■ Work to be completed:
The answer should contain all of the records below, each one copied word for word.

■ Exercise inputs:

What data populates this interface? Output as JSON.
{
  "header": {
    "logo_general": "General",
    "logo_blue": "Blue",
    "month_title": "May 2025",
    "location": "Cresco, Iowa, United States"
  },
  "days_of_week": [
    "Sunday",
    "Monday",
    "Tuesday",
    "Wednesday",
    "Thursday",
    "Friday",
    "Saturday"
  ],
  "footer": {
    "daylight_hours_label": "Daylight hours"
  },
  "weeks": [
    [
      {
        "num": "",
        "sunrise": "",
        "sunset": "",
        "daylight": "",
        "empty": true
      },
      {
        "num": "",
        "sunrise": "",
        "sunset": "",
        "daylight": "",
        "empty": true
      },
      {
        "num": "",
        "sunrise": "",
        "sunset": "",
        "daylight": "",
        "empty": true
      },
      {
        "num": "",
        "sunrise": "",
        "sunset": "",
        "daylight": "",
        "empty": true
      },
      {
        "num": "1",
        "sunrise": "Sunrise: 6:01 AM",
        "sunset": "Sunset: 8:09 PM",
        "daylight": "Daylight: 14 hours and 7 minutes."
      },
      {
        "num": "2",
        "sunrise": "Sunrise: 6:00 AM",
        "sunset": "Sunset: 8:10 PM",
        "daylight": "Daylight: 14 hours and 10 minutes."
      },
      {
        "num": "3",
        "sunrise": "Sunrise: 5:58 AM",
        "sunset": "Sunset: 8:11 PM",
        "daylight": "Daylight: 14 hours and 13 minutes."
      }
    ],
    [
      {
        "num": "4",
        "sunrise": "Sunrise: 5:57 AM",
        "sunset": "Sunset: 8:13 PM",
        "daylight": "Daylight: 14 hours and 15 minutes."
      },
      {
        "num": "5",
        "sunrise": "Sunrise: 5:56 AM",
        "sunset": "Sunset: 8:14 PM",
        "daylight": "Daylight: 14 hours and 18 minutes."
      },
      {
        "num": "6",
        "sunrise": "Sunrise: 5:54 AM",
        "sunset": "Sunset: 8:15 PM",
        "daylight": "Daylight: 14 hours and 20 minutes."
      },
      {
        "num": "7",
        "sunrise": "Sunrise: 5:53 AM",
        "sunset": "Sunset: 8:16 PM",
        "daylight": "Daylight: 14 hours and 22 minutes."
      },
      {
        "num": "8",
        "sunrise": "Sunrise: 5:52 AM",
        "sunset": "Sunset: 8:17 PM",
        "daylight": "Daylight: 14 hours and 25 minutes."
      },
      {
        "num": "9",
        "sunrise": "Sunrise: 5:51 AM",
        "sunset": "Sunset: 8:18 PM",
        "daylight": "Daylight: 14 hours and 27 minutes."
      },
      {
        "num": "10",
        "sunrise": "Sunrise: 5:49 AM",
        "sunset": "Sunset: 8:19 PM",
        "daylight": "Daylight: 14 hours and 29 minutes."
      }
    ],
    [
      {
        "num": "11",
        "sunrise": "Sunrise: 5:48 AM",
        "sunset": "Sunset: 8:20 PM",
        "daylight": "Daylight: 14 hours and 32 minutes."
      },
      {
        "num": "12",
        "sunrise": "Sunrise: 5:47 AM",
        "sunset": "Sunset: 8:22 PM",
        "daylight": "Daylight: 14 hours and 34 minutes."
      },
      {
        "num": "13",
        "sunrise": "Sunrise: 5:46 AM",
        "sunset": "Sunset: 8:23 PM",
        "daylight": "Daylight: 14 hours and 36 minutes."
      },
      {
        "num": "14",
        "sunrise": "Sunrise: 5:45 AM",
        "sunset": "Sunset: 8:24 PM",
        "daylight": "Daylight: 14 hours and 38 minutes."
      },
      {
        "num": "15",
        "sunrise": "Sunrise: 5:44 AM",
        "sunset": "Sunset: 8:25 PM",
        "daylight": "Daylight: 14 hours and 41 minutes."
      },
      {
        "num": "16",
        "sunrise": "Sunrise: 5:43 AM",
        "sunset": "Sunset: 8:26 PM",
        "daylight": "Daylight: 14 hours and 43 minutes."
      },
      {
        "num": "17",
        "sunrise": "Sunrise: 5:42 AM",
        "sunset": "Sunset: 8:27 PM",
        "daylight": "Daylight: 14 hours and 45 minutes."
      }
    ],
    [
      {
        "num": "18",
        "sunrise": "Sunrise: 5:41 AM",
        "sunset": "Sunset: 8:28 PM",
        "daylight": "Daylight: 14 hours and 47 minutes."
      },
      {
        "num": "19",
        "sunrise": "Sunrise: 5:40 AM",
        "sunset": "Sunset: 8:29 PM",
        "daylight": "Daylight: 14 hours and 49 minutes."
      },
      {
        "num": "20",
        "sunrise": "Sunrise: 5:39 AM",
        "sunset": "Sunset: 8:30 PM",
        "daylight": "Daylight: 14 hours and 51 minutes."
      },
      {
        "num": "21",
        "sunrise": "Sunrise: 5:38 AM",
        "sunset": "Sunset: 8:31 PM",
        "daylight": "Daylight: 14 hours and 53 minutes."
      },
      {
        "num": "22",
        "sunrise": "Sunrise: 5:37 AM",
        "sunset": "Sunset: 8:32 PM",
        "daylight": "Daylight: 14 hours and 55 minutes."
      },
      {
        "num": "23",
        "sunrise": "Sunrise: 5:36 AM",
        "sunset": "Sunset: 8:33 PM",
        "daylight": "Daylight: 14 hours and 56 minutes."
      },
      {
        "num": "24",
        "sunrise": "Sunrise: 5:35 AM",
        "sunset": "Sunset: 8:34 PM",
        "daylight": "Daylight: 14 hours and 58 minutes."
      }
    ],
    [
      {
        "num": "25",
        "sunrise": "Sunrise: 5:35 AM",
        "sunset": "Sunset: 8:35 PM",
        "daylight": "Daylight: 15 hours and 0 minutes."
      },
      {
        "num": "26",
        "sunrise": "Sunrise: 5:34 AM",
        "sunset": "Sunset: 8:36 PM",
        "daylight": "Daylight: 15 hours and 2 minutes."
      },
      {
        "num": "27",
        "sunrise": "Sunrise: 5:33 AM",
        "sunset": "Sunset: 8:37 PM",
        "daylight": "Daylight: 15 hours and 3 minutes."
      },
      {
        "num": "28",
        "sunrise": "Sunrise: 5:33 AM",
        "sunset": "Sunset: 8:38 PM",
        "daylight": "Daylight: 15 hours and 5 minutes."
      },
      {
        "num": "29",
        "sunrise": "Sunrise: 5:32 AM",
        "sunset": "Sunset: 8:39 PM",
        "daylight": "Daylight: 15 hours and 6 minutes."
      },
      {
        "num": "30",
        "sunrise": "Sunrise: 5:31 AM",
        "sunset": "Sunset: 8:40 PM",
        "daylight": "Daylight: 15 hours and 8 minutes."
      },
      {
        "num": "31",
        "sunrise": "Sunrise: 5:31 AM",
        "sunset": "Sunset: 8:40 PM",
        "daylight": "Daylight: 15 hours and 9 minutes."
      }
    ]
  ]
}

■ Written solution:
What data populates this interface? Output as JSON.
{
  "header": {
    "logo_general": "General",
    "logo_blue": "Blue",
    "month_title": "May 2025",
    "location": "Cresco, Iowa, United States"
  },
  "days_of_week": [
    "Sunday",
    "Monday",
    "Tuesday",
    "Wednesday",
    "Thursday",
    "Friday",
    "Saturday"
  ],
  "footer": {
    "daylight_hours_label": "Daylight hours"
  },
  "weeks": [
    [
      {
        "num": "",
        "sunrise": "",
        "sunset": "",
        "daylight": "",
        "empty": true
      },
      {
        "num": "",
        "sunrise": "",
        "sunset": "",
        "daylight": "",
        "empty": true
      },
      {
        "num": "",
        "sunrise": "",
        "sunset": "",
        "daylight": "",
        "empty": true
      },
      {
        "num": "",
        "sunrise": "",
        "sunset": "",
        "daylight": "",
        "empty": true
      },
      {
        "num": "1",
        "sunrise": "Sunrise: 6:01 AM",
        "sunset": "Sunset: 8:09 PM",
        "daylight": "Daylight: 14 hours and 7 minutes."
      },
      {
        "num": "2",
        "sunrise": "Sunrise: 6:00 AM",
        "sunset": "Sunset: 8:10 PM",
        "daylight": "Daylight: 14 hours and 10 minutes."
      },
      {
        "num": "3",
        "sunrise": "Sunrise: 5:58 AM",
        "sunset": "Sunset: 8:11 PM",
        "daylight": "Daylight: 14 hours and 13 minutes."
      }
    ],
    [
      {
        "num": "4",
        "sunrise": "Sunrise: 5:57 AM",
        "sunset": "Sunset: 8:13 PM",
        "daylight": "Daylight: 14 hours and 15 minutes."
      },
      {
        "num": "5",
        "sunrise": "Sunrise: 5:56 AM",
        "sunset": "Sunset: 8:14 PM",
        "daylight": "Daylight: 14 hours and 18 minutes."
      },
      {
        "num": "6",
        "sunrise": "Sunrise: 5:54 AM",
        "sunset": "Sunset: 8:15 PM",
        "daylight": "Daylight: 14 hours and 20 minutes."
      },
      {
        "num": "7",
        "sunrise": "Sunrise: 5:53 AM",
        "sunset": "Sunset: 8:16 PM",
        "daylight": "Daylight: 14 hours and 22 minutes."
      },
      {
        "num": "8",
        "sunrise": "Sunrise: 5:52 AM",
        "sunset": "Sunset: 8:17 PM",
        "daylight": "Daylight: 14 hours and 25 minutes."
      },
      {
        "num": "9",
        "sunrise": "Sunrise: 5:51 AM",
        "sunset": "Sunset: 8:18 PM",
        "daylight": "Daylight: 14 hours and 27 minutes."
      },
      {
        "num": "10",
        "sunrise": "Sunrise: 5:49 AM",
        "sunset": "Sunset: 8:19 PM",
        "daylight": "Daylight: 14 hours and 29 minutes."
      }
    ],
    [
      {
        "num": "11",
        "sunrise": "Sunrise: 5:48 AM",
        "sunset": "Sunset: 8:20 PM",
        "daylight": "Daylight: 14 hours and 32 minutes."
      },
      {
        "num": "12",
        "sunrise": "Sunrise: 5:47 AM",
        "sunset": "Sunset: 8:22 PM",
        "daylight": "Daylight: 14 hours and 34 minutes."
      },
      {
        "num": "13",
        "sunrise": "Sunrise: 5:46 AM",
        "sunset": "Sunset: 8:23 PM",
        "daylight": "Daylight: 14 hours and 36 minutes."
      },
      {
        "num": "14",
        "sunrise": "Sunrise: 5:45 AM",
        "sunset": "Sunset: 8:24 PM",
        "daylight": "Daylight: 14 hours and 38 minutes."
      },
      {
        "num": "15",
        "sunrise": "Sunrise: 5:44 AM",
        "sunset": "Sunset: 8:25 PM",
        "daylight": "Daylight: 14 hours and 41 minutes."
      },
      {
        "num": "16",
        "sunrise": "Sunrise: 5:43 AM",
        "sunset": "Sunset: 8:26 PM",
        "daylight": "Daylight: 14 hours and 43 minutes."
      },
      {
        "num": "17",
        "sunrise": "Sunrise: 5:42 AM",
        "sunset": "Sunset: 8:27 PM",
        "daylight": "Daylight: 14 hours and 45 minutes."
      }
    ],
    [
      {
        "num": "18",
        "sunrise": "Sunrise: 5:41 AM",
        "sunset": "Sunset: 8:28 PM",
        "daylight": "Daylight: 14 hours and 47 minutes."
      },
      {
        "num": "19",
        "sunrise": "Sunrise: 5:40 AM",
        "sunset": "Sunset: 8:29 PM",
        "daylight": "Daylight: 14 hours and 49 minutes."
      },
      {
        "num": "20",
        "sunrise": "Sunrise: 5:39 AM",
        "sunset": "Sunset: 8:30 PM",
        "daylight": "Daylight: 14 hours and 51 minutes."
      },
      {
        "num": "21",
        "sunrise": "Sunrise: 5:38 AM",
        "sunset": "Sunset: 8:31 PM",
        "daylight": "Daylight: 14 hours and 53 minutes."
      },
      {
        "num": "22",
        "sunrise": "Sunrise: 5:37 AM",
        "sunset": "Sunset: 8:32 PM",
        "daylight": "Daylight: 14 hours and 55 minutes."
      },
      {
        "num": "23",
        "sunrise": "Sunrise: 5:36 AM",
        "sunset": "Sunset: 8:33 PM",
        "daylight": "Daylight: 14 hours and 56 minutes."
      },
      {
        "num": "24",
        "sunrise": "Sunrise: 5:35 AM",
        "sunset": "Sunset: 8:34 PM",
        "daylight": "Daylight: 14 hours and 58 minutes."
      }
    ],
    [
      {
        "num": "25",
        "sunrise": "Sunrise: 5:35 AM",
        "sunset": "Sunset: 8:35 PM",
        "daylight": "Daylight: 15 hours and 0 minutes."
      },
      {
        "num": "26",
        "sunrise": "Sunrise: 5:34 AM",
        "sunset": "Sunset: 8:36 PM",
        "daylight": "Daylight: 15 hours and 2 minutes."
      },
      {
        "num": "27",
        "sunrise": "Sunrise: 5:33 AM",
        "sunset": "Sunset: 8:37 PM",
        "daylight": "Daylight: 15 hours and 3 minutes."
      },
      {
        "num": "28",
        "sunrise": "Sunrise: 5:33 AM",
        "sunset": "Sunset: 8:38 PM",
        "daylight": "Daylight: 15 hours and 5 minutes."
      },
      {
        "num": "29",
        "sunrise": "Sunrise: 5:32 AM",
        "sunset": "Sunset: 8:39 PM",
        "daylight": "Daylight: 15 hours and 6 minutes."
      },
      {
        "num": "30",
        "sunrise": "Sunrise: 5:31 AM",
        "sunset": "Sunset: 8:40 PM",
        "daylight": "Daylight: 15 hours and 8 minutes."
      },
      {
        "num": "31",
        "sunrise": "Sunrise: 5:31 AM",
        "sunset": "Sunset: 8:40 PM",
        "daylight": "Daylight: 15 hours and 9 minutes."
      }
    ]
  ]
}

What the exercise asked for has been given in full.